Sam Pepper, a popular YouTube personality, has landed in hot water after posting a series of videos titled “Fake Hand Ass Pinch Prank,” with many calling his “social experiment” an offensive stunt.

Sam Pepper Sexual Harassment Prank Video

Pepper, a former Big Brother UK contestant, uploaded the first “Fake Hand Ass Pinch Prank” video on Sept. 20. The video features Pepper walking around L.A., asking young women for directions and then sneakily pinching their backsides.

The video immediately went viral – Pepper boasts 2.4 million subscribers – and caused outrage. Many were appalled by Pepper’s nonchalant attitude towards sexual harassment, and comments were heated. The video was taken down from YouTube after being deemed offensive.

Not only did Pepper receive overwhelming negative reactions form the public, fellow YouTubers also spoke out against his actions. Friend and collaborator Mazzi Maz publicly said he thought Pepper had crossed a line with his new video, telling BBC News, “There are things you just don’t do. YouTube is a place where you can get ripped to shreds.” Maz added that, though he remains friends with Pepper, he won’t be collaborating with him again any time soon.

Other YouTubers, such as John Green, Tyler Oakley, Meghan Tonjes, Wil Wheaton, Nathan Z and Matthew Santoro signed an open letter to Pepper written by YouTube personality Laci Green. In the letter, Green mentioned the trend of forcing women to be sexual in Pepper’s videos – one such video is titled “How to Pick Up Girls with a Lasso.”

“We are deeply disturbed by this trend and would like to ask you, from one creator to another, to please stop. Please stop violating women and making them uncomfortable on the street for views. Please stop physically restraining them and pressuring them to be sexual when they are uncomfortable. Please show some respect for women’s right to their own bodies. While it may seem like harmless fun, a simple prank, or a ‘social experiment,’ these videos encourage millions of young men and women to see this violation as a normal way to interact with women,” Green wrote.

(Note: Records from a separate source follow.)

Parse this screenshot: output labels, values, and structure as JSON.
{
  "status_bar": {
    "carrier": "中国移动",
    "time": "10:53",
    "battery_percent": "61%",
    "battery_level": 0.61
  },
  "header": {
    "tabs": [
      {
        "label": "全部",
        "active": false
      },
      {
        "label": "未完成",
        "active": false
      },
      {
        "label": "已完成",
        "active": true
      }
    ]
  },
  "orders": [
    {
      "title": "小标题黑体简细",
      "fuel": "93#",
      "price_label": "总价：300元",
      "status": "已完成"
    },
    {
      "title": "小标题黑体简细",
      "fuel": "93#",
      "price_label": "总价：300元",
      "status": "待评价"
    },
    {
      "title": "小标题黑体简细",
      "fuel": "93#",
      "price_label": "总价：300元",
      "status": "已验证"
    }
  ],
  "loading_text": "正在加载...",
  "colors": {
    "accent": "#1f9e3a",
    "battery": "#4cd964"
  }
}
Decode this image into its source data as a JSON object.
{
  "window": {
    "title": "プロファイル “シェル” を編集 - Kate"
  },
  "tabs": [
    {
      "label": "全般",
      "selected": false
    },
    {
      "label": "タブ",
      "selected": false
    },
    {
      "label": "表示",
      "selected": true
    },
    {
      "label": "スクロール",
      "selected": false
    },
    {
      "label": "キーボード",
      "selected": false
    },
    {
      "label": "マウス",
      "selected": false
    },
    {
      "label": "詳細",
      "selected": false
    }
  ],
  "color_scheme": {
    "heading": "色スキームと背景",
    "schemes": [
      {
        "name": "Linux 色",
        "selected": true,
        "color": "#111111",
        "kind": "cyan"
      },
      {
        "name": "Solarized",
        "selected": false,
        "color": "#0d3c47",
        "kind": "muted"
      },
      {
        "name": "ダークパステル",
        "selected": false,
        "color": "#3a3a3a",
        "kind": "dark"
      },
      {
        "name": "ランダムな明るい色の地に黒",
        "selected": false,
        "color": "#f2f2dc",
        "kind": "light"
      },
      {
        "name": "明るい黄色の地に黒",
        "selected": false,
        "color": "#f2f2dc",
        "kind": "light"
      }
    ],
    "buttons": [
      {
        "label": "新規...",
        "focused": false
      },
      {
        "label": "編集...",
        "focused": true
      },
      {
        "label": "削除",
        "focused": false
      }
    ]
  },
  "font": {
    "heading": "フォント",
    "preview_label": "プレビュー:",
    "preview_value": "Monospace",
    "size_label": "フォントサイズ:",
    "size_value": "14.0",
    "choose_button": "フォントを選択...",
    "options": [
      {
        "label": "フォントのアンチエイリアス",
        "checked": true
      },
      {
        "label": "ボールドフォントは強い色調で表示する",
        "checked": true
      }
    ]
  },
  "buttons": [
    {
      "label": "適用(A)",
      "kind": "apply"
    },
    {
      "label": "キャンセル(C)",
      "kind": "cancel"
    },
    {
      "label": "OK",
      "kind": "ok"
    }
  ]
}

Hank Green later informed his followers that Pepper would not be invited back to VidCon.

"Fake Hand Ass Pinch Prank" Part 2

Early Tuesday morning, Pepper uploaded a new video, which he called Part 2 of “Fake Hand Ass Pinch Prank.” In this video, Pepper recruited a female friend to pinch men’s backsides. Upon the release of this second video, Pepper hinted that he was trying to make a social commentary piece all along, tweeting, “If you’ve seen something one way, will it change what you would of thought of it another way?”

Part 2 was swiftly removed by YouTube, and was gone within hours. Pepper has uploaded all his videos to Facebook.

Sam Pepper Claims Videos Were A "Social Experiment"

Finally, ten hours later, after Part 2 had already been taken down by YouTube, Pepper released a third video, in which he attempted to explain his intent behind the first two. After assuring viewers that the previous videos were “staged and scripted” and that all people involved were acting, Pepper said that he made the video to show how sexual harassment against men is taken less seriously than sexual assault against women.

Pepper congratulated viewers who had called him out after the release of the first video, saying, “The majority of viewers were disgusted by such displays of open sexual harassment. That’s how it should be.”

He went on to say that he was inspired to create a “social experiment” after hearing about a male friend’s experience with domestic abuse. Pepper claims a friend of his was abused by his wife, and, when he called the police to report the abuse, he was treated as the abuser because he was male. Pepper claimed that the second video, in which a woman was sexually harassing men in the street, received a much more tame reaction from viewers, and much less outrage.

“I don’t want to turn off a light on a very real and scary issue women face, I just want to shine a light on an otherwise dark corner: abuse on men,” Pepper said.

Many are not buying Pepper’s “social experiment” explanation, saying that he is desperately trying to cover up a tasteless prank. As many doubters have pointed out, Pepper makes no mention of the first video being one of a series, nor does he address the fact that the second video was taken down much quicker than the first, making a comparison of views and comments between the two problematic.

Sam Pepper Accused Of Sexual Assault

Finally, other YouTube personalities, Hannah Witton and Dottie have come out in the wake of Pepper’s catastrophic series and accused Pepper of sexual harassment.